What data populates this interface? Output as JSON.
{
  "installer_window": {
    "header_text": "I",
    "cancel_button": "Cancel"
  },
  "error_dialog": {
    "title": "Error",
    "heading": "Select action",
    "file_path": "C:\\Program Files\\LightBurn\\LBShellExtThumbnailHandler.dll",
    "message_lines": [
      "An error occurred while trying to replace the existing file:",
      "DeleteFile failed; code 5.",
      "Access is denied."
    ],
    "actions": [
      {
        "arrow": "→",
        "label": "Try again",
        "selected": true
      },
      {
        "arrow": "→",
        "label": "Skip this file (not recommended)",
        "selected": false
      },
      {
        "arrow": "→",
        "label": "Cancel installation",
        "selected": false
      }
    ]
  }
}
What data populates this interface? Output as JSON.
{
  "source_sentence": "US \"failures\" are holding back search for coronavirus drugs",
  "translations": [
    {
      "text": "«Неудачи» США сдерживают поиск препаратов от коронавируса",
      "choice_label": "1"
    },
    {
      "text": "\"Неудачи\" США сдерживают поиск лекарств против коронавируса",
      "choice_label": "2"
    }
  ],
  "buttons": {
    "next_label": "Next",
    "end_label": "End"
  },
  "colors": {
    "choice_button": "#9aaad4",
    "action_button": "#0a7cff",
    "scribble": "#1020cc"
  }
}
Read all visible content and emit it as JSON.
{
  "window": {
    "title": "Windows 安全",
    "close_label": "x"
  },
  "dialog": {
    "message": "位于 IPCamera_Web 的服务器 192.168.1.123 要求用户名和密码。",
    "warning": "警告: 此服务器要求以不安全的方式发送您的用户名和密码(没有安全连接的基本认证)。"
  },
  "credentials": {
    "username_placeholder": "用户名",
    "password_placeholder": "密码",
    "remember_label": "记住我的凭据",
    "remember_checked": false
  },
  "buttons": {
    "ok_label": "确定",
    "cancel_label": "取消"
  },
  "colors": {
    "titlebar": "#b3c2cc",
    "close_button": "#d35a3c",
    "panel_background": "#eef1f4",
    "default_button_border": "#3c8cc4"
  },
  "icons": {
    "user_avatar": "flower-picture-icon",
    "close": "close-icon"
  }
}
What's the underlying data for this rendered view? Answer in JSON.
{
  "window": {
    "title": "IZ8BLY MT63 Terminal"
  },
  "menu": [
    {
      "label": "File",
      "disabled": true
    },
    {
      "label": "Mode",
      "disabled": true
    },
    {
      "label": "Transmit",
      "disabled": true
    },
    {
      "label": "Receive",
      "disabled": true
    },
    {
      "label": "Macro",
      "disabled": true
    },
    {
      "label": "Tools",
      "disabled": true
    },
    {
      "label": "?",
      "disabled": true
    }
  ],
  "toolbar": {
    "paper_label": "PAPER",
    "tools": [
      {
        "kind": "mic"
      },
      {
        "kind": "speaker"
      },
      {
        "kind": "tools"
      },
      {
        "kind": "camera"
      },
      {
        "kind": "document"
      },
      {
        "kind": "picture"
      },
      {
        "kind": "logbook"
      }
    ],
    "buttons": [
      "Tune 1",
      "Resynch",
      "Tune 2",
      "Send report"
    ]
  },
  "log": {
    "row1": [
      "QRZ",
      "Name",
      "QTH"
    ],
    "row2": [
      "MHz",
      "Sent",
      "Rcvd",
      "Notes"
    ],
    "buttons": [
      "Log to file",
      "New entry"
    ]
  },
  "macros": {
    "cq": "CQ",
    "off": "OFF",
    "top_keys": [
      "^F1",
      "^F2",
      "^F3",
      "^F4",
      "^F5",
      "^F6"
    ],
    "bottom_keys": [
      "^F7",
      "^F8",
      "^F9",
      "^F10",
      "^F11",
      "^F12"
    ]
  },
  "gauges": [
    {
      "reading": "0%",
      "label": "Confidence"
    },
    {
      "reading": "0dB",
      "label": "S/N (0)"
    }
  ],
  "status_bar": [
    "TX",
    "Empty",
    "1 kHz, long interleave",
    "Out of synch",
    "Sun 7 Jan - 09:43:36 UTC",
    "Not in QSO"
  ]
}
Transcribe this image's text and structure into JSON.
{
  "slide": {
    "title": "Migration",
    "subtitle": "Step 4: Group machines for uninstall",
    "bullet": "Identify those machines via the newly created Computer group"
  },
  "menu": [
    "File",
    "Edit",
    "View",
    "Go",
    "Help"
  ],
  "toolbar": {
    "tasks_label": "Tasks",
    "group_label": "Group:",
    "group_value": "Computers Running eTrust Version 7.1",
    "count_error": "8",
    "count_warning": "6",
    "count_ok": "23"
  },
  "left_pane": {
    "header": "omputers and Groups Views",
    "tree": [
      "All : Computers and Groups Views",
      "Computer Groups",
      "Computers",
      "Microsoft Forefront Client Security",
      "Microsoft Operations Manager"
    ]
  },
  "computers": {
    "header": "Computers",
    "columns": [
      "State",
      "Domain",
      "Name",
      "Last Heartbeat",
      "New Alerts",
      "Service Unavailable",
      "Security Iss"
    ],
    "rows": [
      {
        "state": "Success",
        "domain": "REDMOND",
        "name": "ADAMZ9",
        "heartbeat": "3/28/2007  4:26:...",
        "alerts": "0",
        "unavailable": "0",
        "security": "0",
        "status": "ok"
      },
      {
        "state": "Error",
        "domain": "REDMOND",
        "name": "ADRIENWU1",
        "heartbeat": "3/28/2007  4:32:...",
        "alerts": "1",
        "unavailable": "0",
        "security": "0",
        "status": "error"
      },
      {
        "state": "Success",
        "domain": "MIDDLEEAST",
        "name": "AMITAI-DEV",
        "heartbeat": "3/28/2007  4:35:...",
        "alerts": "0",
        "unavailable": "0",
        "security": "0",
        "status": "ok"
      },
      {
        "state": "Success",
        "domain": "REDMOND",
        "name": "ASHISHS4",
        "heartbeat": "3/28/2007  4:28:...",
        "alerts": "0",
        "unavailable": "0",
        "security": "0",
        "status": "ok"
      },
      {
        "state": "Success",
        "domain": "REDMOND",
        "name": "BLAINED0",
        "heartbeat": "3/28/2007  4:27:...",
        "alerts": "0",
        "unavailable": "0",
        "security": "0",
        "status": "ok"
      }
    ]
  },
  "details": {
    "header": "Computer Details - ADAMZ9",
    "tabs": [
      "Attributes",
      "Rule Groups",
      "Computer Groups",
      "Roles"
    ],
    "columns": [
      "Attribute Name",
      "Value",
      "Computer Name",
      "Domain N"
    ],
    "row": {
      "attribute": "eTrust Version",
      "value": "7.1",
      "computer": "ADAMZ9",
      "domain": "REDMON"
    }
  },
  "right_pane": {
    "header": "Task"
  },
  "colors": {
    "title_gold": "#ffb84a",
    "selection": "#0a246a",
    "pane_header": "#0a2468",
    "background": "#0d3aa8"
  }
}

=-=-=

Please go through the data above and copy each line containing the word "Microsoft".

§ Response below
      "Microsoft Forefront Client Security",
      "Microsoft Operations Manager"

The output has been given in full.